a. Once each post is level, secure it with temporary wooden stakes while concrete dries.
b. Let concrete dry for 24 hours and then remove temporary stakes.
Look how perfectly straight our fence is - not one post out of line! This is what $5 and a string will help with !
6. Place three rows of 2”x4” slats/cross rails as a backing to screw the pickets in place. The first row should be 8” off the ground and the second row should be 24” above the first row and the third should be 24” above the second row as shown below.
*Hint: we made templates out of wood so we didn't have to measure each placement of each post. Just placed the template on ground or on top of the slat, place the next slat in place, and screw.*
7. Start placing pickets on fence.

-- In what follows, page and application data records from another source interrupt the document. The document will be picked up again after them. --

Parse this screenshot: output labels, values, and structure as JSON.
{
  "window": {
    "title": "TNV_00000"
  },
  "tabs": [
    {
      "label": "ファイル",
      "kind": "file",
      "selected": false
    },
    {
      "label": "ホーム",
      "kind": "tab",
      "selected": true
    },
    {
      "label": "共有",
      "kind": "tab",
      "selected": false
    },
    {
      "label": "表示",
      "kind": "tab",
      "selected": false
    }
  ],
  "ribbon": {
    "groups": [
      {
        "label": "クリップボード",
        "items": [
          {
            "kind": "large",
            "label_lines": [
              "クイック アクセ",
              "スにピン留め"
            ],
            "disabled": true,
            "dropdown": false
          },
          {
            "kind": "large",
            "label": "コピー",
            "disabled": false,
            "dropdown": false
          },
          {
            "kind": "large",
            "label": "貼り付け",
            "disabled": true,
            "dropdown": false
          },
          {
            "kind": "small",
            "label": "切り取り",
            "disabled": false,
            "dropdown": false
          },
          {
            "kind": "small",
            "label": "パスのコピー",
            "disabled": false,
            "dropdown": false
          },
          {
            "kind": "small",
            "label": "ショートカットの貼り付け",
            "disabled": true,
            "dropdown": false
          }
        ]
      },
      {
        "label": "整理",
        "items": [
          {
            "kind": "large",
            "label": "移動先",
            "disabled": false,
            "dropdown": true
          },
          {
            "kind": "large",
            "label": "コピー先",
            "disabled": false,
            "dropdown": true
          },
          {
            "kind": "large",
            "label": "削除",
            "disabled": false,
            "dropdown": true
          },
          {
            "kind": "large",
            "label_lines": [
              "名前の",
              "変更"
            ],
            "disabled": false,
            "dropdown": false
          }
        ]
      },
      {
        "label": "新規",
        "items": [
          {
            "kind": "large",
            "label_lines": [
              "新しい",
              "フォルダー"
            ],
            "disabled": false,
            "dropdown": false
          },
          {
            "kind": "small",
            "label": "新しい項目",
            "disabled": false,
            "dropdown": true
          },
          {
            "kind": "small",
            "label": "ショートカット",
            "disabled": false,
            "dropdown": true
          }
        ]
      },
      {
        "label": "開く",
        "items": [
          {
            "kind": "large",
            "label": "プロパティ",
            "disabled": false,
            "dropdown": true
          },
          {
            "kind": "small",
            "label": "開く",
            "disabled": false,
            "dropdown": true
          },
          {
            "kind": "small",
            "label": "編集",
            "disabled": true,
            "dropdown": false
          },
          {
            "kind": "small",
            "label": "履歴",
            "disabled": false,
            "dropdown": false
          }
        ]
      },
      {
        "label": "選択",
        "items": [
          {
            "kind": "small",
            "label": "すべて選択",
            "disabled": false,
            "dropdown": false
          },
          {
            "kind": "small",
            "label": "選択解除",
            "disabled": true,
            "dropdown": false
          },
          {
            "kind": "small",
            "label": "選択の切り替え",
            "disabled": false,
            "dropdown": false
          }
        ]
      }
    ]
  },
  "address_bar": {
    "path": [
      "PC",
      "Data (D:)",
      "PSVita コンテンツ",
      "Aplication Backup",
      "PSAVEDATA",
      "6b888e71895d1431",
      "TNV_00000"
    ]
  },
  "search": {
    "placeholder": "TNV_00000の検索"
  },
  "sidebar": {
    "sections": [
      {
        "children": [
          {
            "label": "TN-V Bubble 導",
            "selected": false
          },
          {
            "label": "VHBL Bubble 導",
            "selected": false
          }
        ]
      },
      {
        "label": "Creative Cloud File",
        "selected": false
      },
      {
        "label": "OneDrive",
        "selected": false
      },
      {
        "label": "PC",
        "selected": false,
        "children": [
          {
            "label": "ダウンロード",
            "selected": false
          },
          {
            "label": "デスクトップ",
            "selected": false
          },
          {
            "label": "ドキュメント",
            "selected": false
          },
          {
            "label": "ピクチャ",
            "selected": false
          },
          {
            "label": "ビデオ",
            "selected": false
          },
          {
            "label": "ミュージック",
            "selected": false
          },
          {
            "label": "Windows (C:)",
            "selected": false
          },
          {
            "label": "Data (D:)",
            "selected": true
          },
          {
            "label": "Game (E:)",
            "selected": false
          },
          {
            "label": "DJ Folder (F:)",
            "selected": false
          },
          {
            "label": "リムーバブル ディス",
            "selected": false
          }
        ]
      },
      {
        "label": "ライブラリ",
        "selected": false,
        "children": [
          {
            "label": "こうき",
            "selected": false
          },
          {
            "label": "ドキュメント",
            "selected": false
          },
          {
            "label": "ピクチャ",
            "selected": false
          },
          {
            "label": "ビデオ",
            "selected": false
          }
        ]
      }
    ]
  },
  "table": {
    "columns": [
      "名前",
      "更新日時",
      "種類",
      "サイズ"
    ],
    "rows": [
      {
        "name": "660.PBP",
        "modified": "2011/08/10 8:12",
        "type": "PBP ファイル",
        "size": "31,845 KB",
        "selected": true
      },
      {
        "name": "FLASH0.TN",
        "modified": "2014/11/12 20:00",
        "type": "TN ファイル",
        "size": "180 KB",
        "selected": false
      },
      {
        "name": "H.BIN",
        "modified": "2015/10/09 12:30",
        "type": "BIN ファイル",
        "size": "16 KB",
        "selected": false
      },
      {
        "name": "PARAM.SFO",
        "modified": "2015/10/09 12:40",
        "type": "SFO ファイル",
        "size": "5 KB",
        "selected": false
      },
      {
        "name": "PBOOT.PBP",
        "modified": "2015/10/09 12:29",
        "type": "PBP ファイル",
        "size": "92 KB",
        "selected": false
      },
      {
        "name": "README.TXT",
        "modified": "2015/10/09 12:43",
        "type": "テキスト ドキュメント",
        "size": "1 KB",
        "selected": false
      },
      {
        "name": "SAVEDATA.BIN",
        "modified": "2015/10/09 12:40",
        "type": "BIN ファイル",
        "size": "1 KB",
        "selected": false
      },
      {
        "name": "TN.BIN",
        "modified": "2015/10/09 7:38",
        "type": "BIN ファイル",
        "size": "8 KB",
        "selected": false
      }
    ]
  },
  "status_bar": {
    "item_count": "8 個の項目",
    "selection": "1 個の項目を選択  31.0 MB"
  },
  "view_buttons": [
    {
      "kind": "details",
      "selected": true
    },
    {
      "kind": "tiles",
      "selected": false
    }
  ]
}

a. Since we had a sloping yard (as seen in the picture below) we wanted the fence to be parallel to the slat slope. To do this we made another template (as in step 6) and chose a height from the top of each picket to the upper slat. This left about an inch off of the ground for most pickets.
b. We used wood deck screws and placed two screws per slat for a total of 6 screws per picket. This helps with any warping of pickets.
*We used these screws for everything on the fence – I know screws are more expensive than nails but our personal preference is screws since they are more forgiving with errors *
c. Space each picket a nail width apart.
Look at cute Teddy laying in the mud.
8. Last, build gates (we built two).
a. A Kreg pocket jig will be your best friend when building frames like this one! COOLEST. TOOL. ALIVE.
b. Place on hinge and hardware. We chose sleek decorative black gate hinges.
9. We placed landscape fabric and rocks underneath the driveway side of the fence with proper drainage under the deck and away from the house.
10. Enjoy the beautiful new fence!
10. Enjoy the beautiful new fence!
Now that the wood is completely dried out (the pre-treated chemicals need time to dry before stain or paint), we get to stain it this summer! I personally don’t like when fences turn black due to the sun especially because it greatly reduces the life of the fence. Any recommendations for a colored stain!? I’m thinking about either a cedar colored stain or maybe even a white wash stain. What does everyone think?
And Teddy hung out next to the Quikrete during our hard work while we had dirt all over our faces. #rufflife